On the day of Arizona’s 2016 presidential primary, the line outside the Maryvale Church of the Nazarene, the Maricopa County polling place for 213,000 mostly Latino, low-income people, extended through the parking lot, down busy North 51st Avenue, and into a neighborhood lined with palm and eucalyptus trees on the western edge of Phoenix.
Some voters waited for four hours or more in the 80-degree heat to cast their ballots, according to Martin Quezada, a Democrat who represents the area in the Arizona Senate. Quezada said the long wait time was more than an inconvenience.
Latino voters don’t trust the system, Quezada said. “If they don’t have a good experience on Election Day when they are casting their ballot, their likelihood of participating in a system they don’t trust again in the future becomes that much harder.”
Across the country, elections officials are marshaling data on registered voters, historic turnout, parking spaces and other information to reduce wait times at polling places. Also helping to decrease wait times is voting by mail, which is available in 22 states, and early voting, which is now offered in 37 states — though a couple of states have rolled back their early voting.

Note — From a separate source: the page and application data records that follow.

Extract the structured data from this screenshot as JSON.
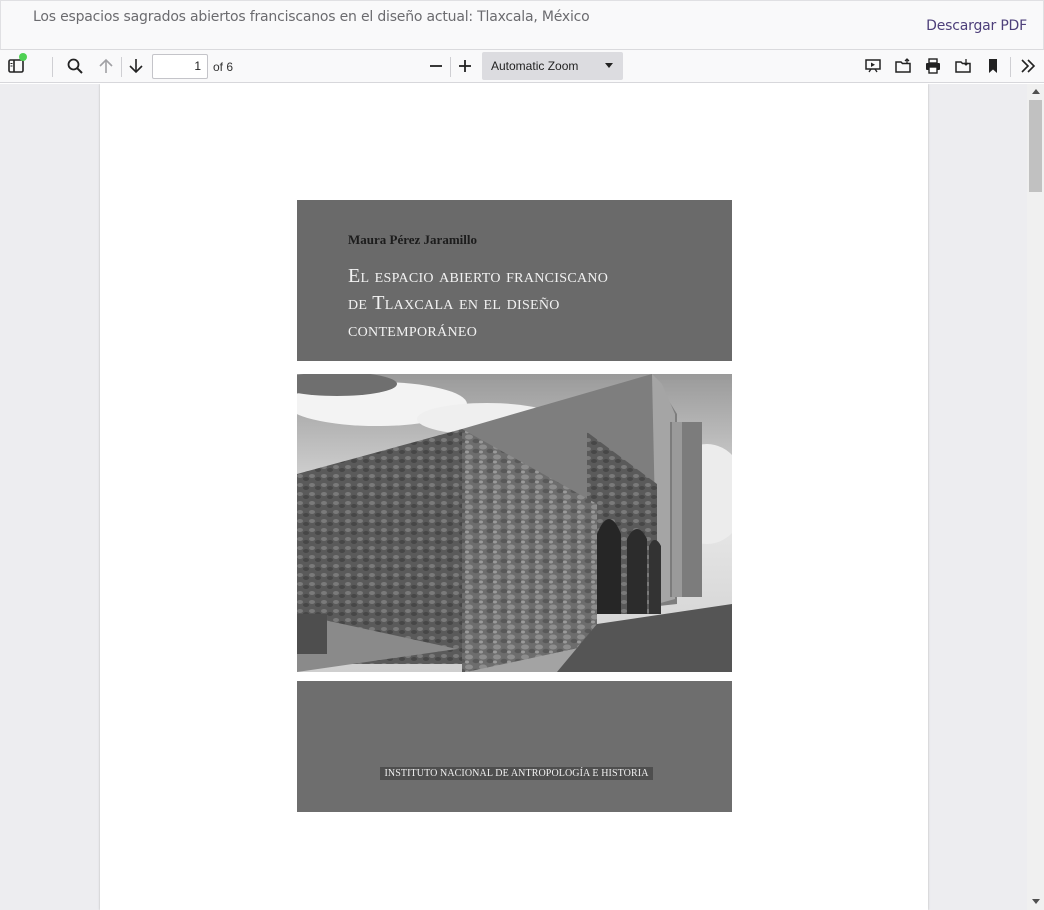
{
  "header": {
    "title": "Los espacios sagrados abiertos franciscanos en el diseño actual: Tlaxcala, México",
    "download_label": "Descargar PDF"
  },
  "toolbar": {
    "page_number": "1",
    "page_of": "of 6",
    "zoom_label": "Automatic Zoom",
    "icons": [
      "sidebar-toggle-icon",
      "search-icon",
      "arrow-up-icon",
      "arrow-down-icon",
      "zoom-out-icon",
      "zoom-in-icon",
      "presentation-icon",
      "open-file-icon",
      "print-icon",
      "download-icon",
      "bookmark-icon",
      "more-tools-icon"
    ]
  },
  "cover": {
    "author": "Maura Pérez Jaramillo",
    "title_line1": "El espacio abierto franciscano",
    "title_line2": "de Tlaxcala en el diseño",
    "title_line3": "contemporáneo",
    "publisher": "INSTITUTO NACIONAL DE ANTROPOLOGÍA E HISTORIA"
  },
  "colors": {
    "accent_link": "#4d3f7a",
    "notification_dot": "#4fd153",
    "cover_band": "#6a6a6a"
  }
}
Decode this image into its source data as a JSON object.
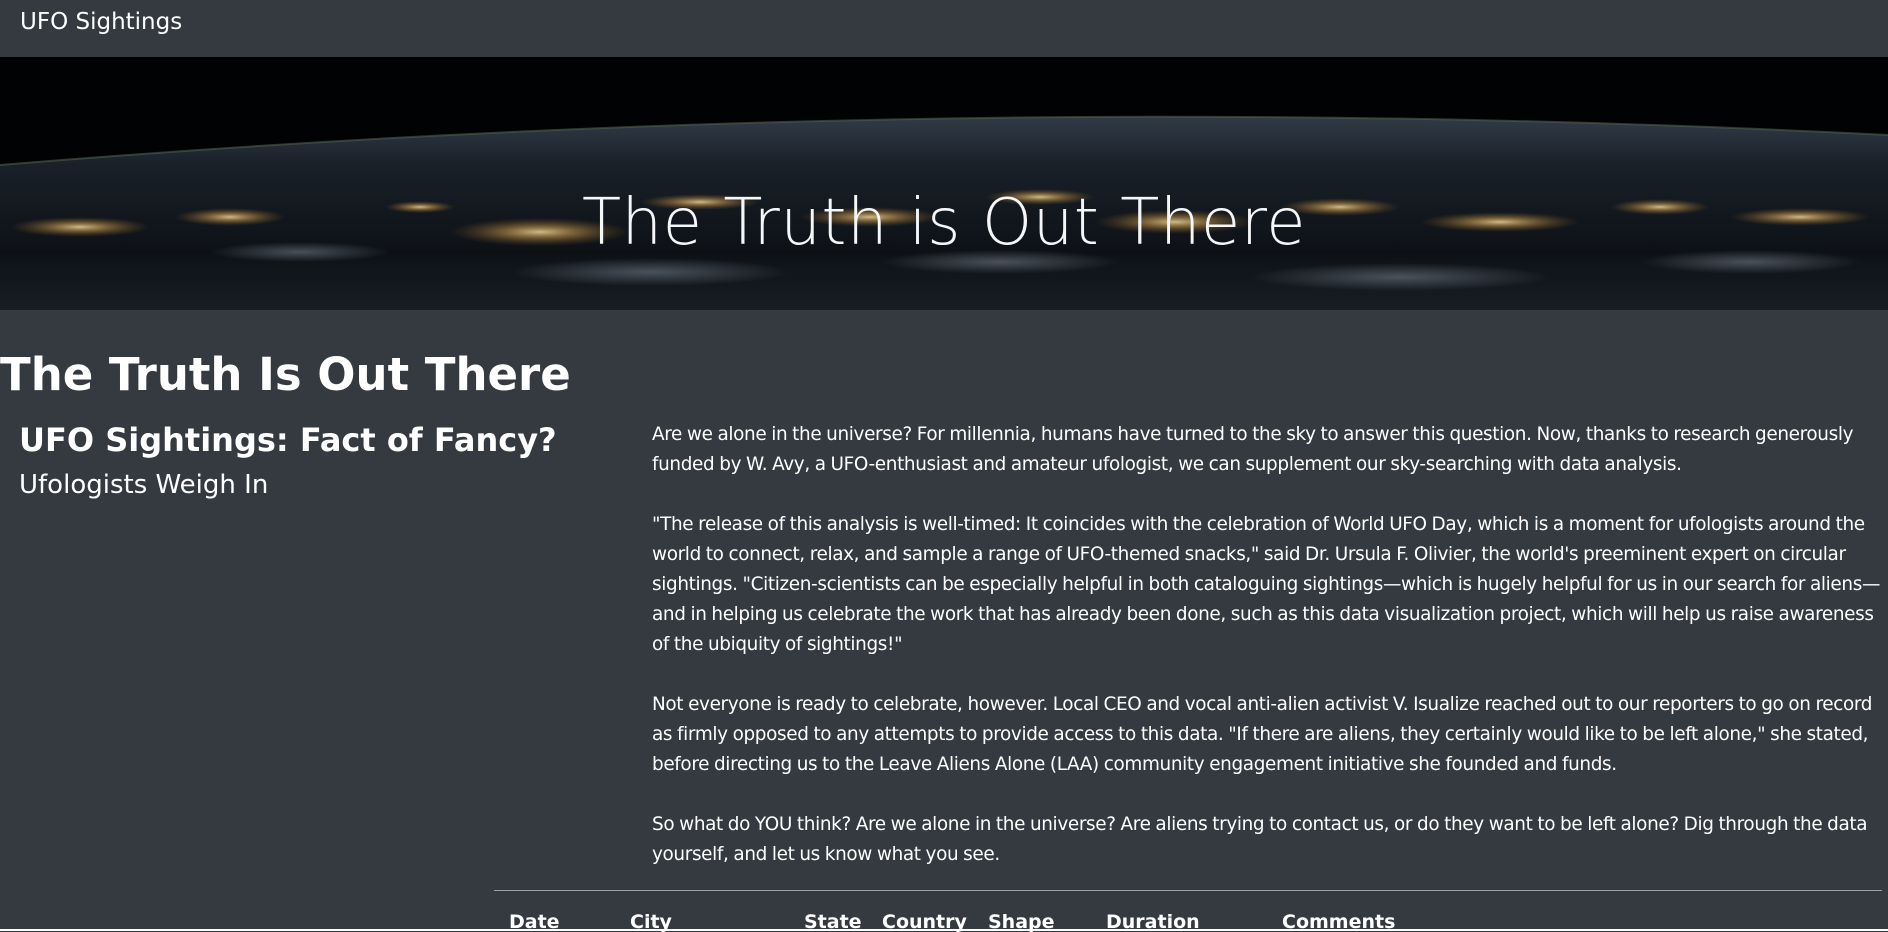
{
  "navbar": {
    "brand": "UFO Sightings"
  },
  "hero": {
    "title": "The Truth is Out There"
  },
  "main": {
    "heading": "The Truth Is Out There",
    "subheading": "UFO Sightings: Fact of Fancy?",
    "subsubheading": "Ufologists Weigh In",
    "paragraphs": [
      "Are we alone in the universe? For millennia, humans have turned to the sky to answer this question. Now, thanks to research generously funded by W. Avy, a UFO-enthusiast and amateur ufologist, we can supplement our sky-searching with data analysis.",
      "\"The release of this analysis is well-timed: It coincides with the celebration of World UFO Day, which is a moment for ufologists around the world to connect, relax, and sample a range of UFO-themed snacks,\" said Dr. Ursula F. Olivier, the world's preeminent expert on circular sightings. \"Citizen-scientists can be especially helpful in both cataloguing sightings—which is hugely helpful for us in our search for aliens—and in helping us celebrate the work that has already been done, such as this data visualization project, which will help us raise awareness of the ubiquity of sightings!\"",
      "Not everyone is ready to celebrate, however. Local CEO and vocal anti-alien activist V. Isualize reached out to our reporters to go on record as firmly opposed to any attempts to provide access to this data. \"If there are aliens, they certainly would like to be left alone,\" she stated, before directing us to the Leave Aliens Alone (LAA) community engagement initiative she founded and funds.",
      "So what do YOU think? Are we alone in the universe? Are aliens trying to contact us, or do they want to be left alone? Dig through the data yourself, and let us know what you see."
    ]
  },
  "table": {
    "columns": [
      "Date",
      "City",
      "State",
      "Country",
      "Shape",
      "Duration",
      "Comments"
    ]
  },
  "colors": {
    "background": "#343a40",
    "text": "#ffffff"
  }
}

But white voters are benefiting far more from such innovations than Hispanic or black voters are. As the nation gears up for what is shaping up to be a high-energy midterm election this November, the disparity is likely to loom large.